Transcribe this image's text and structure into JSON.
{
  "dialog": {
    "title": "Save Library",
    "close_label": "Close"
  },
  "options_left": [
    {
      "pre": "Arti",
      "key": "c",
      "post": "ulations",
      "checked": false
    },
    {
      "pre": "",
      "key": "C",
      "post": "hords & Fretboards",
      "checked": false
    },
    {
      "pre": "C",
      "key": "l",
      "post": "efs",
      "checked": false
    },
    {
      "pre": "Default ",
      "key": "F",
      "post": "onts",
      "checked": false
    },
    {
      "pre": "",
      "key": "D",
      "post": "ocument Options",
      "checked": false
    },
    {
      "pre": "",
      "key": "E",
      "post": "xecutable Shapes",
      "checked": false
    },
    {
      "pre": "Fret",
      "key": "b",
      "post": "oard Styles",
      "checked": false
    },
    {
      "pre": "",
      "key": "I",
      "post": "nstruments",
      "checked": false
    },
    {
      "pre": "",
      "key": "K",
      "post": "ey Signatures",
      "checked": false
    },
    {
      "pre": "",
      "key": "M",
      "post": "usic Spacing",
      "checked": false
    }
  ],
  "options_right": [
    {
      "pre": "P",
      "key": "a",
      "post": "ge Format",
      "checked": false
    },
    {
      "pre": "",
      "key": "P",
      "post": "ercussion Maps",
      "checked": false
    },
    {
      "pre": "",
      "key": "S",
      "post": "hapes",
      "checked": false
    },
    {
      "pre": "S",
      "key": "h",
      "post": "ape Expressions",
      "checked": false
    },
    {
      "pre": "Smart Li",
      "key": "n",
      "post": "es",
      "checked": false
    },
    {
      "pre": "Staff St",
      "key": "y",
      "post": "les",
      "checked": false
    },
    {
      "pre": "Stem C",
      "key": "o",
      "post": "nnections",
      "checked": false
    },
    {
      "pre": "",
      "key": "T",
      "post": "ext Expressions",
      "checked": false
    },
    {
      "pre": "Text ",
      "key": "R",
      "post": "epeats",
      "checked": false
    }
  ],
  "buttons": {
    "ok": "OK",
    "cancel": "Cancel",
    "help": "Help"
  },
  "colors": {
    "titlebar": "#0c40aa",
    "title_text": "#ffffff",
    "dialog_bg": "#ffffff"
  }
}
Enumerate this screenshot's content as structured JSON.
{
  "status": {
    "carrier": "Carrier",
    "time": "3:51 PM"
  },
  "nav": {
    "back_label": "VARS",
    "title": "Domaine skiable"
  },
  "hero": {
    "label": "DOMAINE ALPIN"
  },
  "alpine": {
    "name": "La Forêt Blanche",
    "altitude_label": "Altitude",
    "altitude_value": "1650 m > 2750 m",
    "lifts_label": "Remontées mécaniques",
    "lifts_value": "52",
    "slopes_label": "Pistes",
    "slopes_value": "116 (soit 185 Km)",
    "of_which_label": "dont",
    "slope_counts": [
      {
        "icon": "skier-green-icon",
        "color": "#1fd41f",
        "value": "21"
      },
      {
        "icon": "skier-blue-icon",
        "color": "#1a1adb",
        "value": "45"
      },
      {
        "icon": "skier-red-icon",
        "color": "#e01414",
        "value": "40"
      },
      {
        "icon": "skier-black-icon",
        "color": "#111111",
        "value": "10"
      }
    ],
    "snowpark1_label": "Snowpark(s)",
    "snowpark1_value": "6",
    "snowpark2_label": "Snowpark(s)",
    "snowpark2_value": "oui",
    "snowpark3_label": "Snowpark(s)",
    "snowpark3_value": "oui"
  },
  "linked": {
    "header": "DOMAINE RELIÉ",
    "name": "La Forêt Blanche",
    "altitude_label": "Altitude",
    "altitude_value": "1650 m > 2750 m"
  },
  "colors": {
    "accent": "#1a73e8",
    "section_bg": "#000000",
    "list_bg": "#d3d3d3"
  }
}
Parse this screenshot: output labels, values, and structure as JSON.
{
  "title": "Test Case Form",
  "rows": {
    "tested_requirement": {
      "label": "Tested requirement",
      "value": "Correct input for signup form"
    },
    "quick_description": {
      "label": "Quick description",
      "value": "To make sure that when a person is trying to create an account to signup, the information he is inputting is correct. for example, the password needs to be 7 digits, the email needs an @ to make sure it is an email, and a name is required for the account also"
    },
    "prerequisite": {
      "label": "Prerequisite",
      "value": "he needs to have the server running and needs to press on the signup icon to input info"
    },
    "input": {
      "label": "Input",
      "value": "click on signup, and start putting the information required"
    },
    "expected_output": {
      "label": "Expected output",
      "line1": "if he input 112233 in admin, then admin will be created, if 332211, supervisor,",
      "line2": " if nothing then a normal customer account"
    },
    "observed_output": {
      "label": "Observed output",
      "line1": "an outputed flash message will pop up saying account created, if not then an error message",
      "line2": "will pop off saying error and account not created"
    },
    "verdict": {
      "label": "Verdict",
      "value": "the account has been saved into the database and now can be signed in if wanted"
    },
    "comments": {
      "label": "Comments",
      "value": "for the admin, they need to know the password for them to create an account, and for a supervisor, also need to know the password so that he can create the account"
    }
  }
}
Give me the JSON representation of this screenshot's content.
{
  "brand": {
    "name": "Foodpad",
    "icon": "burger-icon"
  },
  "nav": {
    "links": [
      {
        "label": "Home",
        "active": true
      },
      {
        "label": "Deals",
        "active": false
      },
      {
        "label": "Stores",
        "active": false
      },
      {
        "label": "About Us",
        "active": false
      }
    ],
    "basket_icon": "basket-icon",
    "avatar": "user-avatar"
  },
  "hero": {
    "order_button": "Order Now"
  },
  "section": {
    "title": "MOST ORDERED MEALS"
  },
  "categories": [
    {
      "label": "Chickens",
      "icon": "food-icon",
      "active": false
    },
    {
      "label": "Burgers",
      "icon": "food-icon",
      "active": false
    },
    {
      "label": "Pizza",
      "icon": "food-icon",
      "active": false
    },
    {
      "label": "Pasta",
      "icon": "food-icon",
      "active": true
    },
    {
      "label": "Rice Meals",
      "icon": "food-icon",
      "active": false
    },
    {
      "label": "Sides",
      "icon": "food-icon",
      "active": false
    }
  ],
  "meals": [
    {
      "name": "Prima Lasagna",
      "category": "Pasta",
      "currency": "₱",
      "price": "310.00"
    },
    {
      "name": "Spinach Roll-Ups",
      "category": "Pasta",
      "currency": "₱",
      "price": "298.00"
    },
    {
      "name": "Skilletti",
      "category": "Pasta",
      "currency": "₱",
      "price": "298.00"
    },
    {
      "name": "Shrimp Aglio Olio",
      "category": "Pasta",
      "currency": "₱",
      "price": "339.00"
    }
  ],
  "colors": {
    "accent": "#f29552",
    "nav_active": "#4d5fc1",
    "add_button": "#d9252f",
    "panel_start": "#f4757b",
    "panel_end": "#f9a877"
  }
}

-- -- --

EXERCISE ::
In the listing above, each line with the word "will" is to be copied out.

FINISHED TASK ::
      "line1": "if he input 112233 in admin, then admin will be created, if 332211, supervisor,",
      "line1": "an outputed flash message will pop up saying account created, if not then an error message",
      "line2": "will pop off saying error and account not created"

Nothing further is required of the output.